Quote the records that follow in full, leaving the pictures out.

■ ■ ■ ■ ■

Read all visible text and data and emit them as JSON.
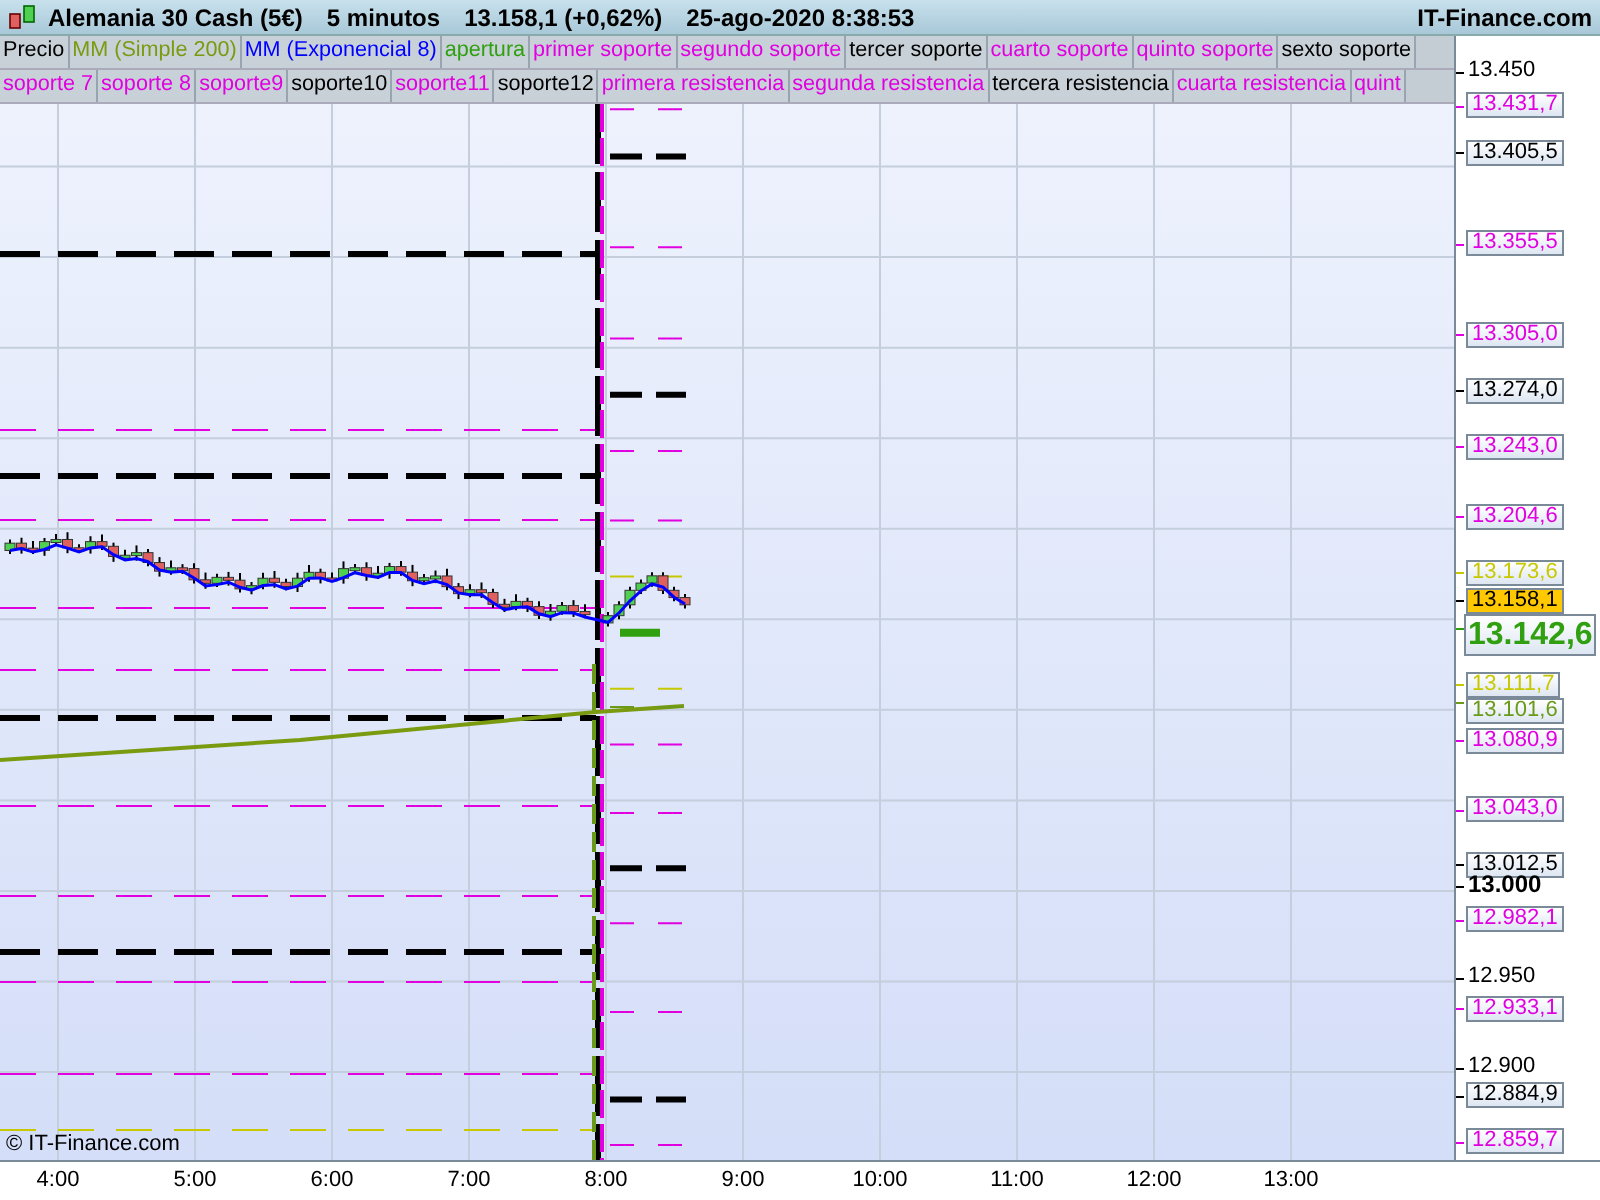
{
  "header": {
    "title": "Alemania 30 Cash (5€)",
    "interval": "5 minutos",
    "quote": "13.158,1 (+0,62%)",
    "datetime": "25-ago-2020 8:38:53",
    "brand": "IT-Finance.com"
  },
  "legend": [
    [
      {
        "label": "Precio",
        "color": "#000000"
      },
      {
        "label": "MM (Simple 200)",
        "color": "#7a9a10"
      },
      {
        "label": "MM (Exponencial 8)",
        "color": "#0000ff"
      },
      {
        "label": "apertura",
        "color": "#30a010"
      },
      {
        "label": "primer soporte",
        "color": "#e000e0"
      },
      {
        "label": "segundo soporte",
        "color": "#e000e0"
      },
      {
        "label": "tercer soporte",
        "color": "#000000"
      },
      {
        "label": "cuarto soporte",
        "color": "#e000e0"
      },
      {
        "label": "quinto soporte",
        "color": "#e000e0"
      },
      {
        "label": "sexto soporte",
        "color": "#000000"
      }
    ],
    [
      {
        "label": "soporte 7",
        "color": "#e000e0"
      },
      {
        "label": "soporte 8",
        "color": "#e000e0"
      },
      {
        "label": "soporte9",
        "color": "#e000e0"
      },
      {
        "label": "soporte10",
        "color": "#000000"
      },
      {
        "label": "soporte11",
        "color": "#e000e0"
      },
      {
        "label": "soporte12",
        "color": "#000000"
      },
      {
        "label": "primera resistencia",
        "color": "#e000e0"
      },
      {
        "label": "segunda resistencia",
        "color": "#e000e0"
      },
      {
        "label": "tercera resistencia",
        "color": "#000000"
      },
      {
        "label": "cuarta resistencia",
        "color": "#e000e0"
      },
      {
        "label": "quint",
        "color": "#e000e0"
      }
    ]
  ],
  "price_axis": [
    {
      "label": "13.450",
      "kind": "tick"
    },
    {
      "label": "13.431,7",
      "kind": "level",
      "color": "#e000e0"
    },
    {
      "label": "13.405,5",
      "kind": "level",
      "color": "#000000"
    },
    {
      "label": "13.355,5",
      "kind": "level",
      "color": "#e000e0"
    },
    {
      "label": "13.305,0",
      "kind": "level",
      "color": "#e000e0"
    },
    {
      "label": "13.274,0",
      "kind": "level",
      "color": "#000000"
    },
    {
      "label": "13.243,0",
      "kind": "level",
      "color": "#e000e0"
    },
    {
      "label": "13.204,6",
      "kind": "level",
      "color": "#e000e0"
    },
    {
      "label": "13.173,6",
      "kind": "level",
      "color": "#c8c800"
    },
    {
      "label": "13.158,1",
      "kind": "last"
    },
    {
      "label": "13.142,6",
      "kind": "quote",
      "color": "#30a010"
    },
    {
      "label": "13.111,7",
      "kind": "level",
      "color": "#c8c800"
    },
    {
      "label": "13.101,6",
      "kind": "level",
      "color": "#6b9a1a"
    },
    {
      "label": "13.080,9",
      "kind": "level",
      "color": "#e000e0"
    },
    {
      "label": "13.043,0",
      "kind": "level",
      "color": "#e000e0"
    },
    {
      "label": "13.012,5",
      "kind": "level",
      "color": "#000000"
    },
    {
      "label": "13.000",
      "kind": "major"
    },
    {
      "label": "12.982,1",
      "kind": "level",
      "color": "#e000e0"
    },
    {
      "label": "12.950",
      "kind": "tick"
    },
    {
      "label": "12.933,1",
      "kind": "level",
      "color": "#e000e0"
    },
    {
      "label": "12.900",
      "kind": "tick"
    },
    {
      "label": "12.884,9",
      "kind": "level",
      "color": "#000000"
    },
    {
      "label": "12.859,7",
      "kind": "level",
      "color": "#e000e0"
    }
  ],
  "time_axis": [
    "4:00",
    "5:00",
    "6:00",
    "7:00",
    "8:00",
    "9:00",
    "10:00",
    "11:00",
    "12:00",
    "13:00"
  ],
  "credit": "© IT-Finance.com"
}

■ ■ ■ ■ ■

» **ANSWER SECTION**:
Read all visible text and data and emit them as JSON.
{
  "header": {
    "title": "Alemania 30 Cash (5€)",
    "interval": "5 minutos",
    "quote": "13.158,1 (+0,62%)",
    "datetime": "25-ago-2020 8:38:53",
    "brand": "IT-Finance.com"
  },
  "legend": [
    [
      {
        "label": "Precio",
        "color": "#000000"
      },
      {
        "label": "MM (Simple 200)",
        "color": "#7a9a10"
      },
      {
        "label": "MM (Exponencial 8)",
        "color": "#0000ff"
      },
      {
        "label": "apertura",
        "color": "#30a010"
      },
      {
        "label": "primer soporte",
        "color": "#e000e0"
      },
      {
        "label": "segundo soporte",
        "color": "#e000e0"
      },
      {
        "label": "tercer soporte",
        "color": "#000000"
      },
      {
        "label": "cuarto soporte",
        "color": "#e000e0"
      },
      {
        "label": "quinto soporte",
        "color": "#e000e0"
      },
      {
        "label": "sexto soporte",
        "color": "#000000"
      }
    ],
    [
      {
        "label": "soporte 7",
        "color": "#e000e0"
      },
      {
        "label": "soporte 8",
        "color": "#e000e0"
      },
      {
        "label": "soporte9",
        "color": "#e000e0"
      },
      {
        "label": "soporte10",
        "color": "#000000"
      },
      {
        "label": "soporte11",
        "color": "#e000e0"
      },
      {
        "label": "soporte12",
        "color": "#000000"
      },
      {
        "label": "primera resistencia",
        "color": "#e000e0"
      },
      {
        "label": "segunda resistencia",
        "color": "#e000e0"
      },
      {
        "label": "tercera resistencia",
        "color": "#000000"
      },
      {
        "label": "cuarta resistencia",
        "color": "#e000e0"
      },
      {
        "label": "quint",
        "color": "#e000e0"
      }
    ]
  ],
  "price_axis": [
    {
      "label": "13.450",
      "kind": "tick"
    },
    {
      "label": "13.431,7",
      "kind": "level",
      "color": "#e000e0"
    },
    {
      "label": "13.405,5",
      "kind": "level",
      "color": "#000000"
    },
    {
      "label": "13.355,5",
      "kind": "level",
      "color": "#e000e0"
    },
    {
      "label": "13.305,0",
      "kind": "level",
      "color": "#e000e0"
    },
    {
      "label": "13.274,0",
      "kind": "level",
      "color": "#000000"
    },
    {
      "label": "13.243,0",
      "kind": "level",
      "color": "#e000e0"
    },
    {
      "label": "13.204,6",
      "kind": "level",
      "color": "#e000e0"
    },
    {
      "label": "13.173,6",
      "kind": "level",
      "color": "#c8c800"
    },
    {
      "label": "13.158,1",
      "kind": "last"
    },
    {
      "label": "13.142,6",
      "kind": "quote",
      "color": "#30a010"
    },
    {
      "label": "13.111,7",
      "kind": "level",
      "color": "#c8c800"
    },
    {
      "label": "13.101,6",
      "kind": "level",
      "color": "#6b9a1a"
    },
    {
      "label": "13.080,9",
      "kind": "level",
      "color": "#e000e0"
    },
    {
      "label": "13.043,0",
      "kind": "level",
      "color": "#e000e0"
    },
    {
      "label": "13.012,5",
      "kind": "level",
      "color": "#000000"
    },
    {
      "label": "13.000",
      "kind": "major"
    },
    {
      "label": "12.982,1",
      "kind": "level",
      "color": "#e000e0"
    },
    {
      "label": "12.950",
      "kind": "tick"
    },
    {
      "label": "12.933,1",
      "kind": "level",
      "color": "#e000e0"
    },
    {
      "label": "12.900",
      "kind": "tick"
    },
    {
      "label": "12.884,9",
      "kind": "level",
      "color": "#000000"
    },
    {
      "label": "12.859,7",
      "kind": "level",
      "color": "#e000e0"
    }
  ],
  "time_axis": [
    "4:00",
    "5:00",
    "6:00",
    "7:00",
    "8:00",
    "9:00",
    "10:00",
    "11:00",
    "12:00",
    "13:00"
  ],
  "credit": "© IT-Finance.com"
}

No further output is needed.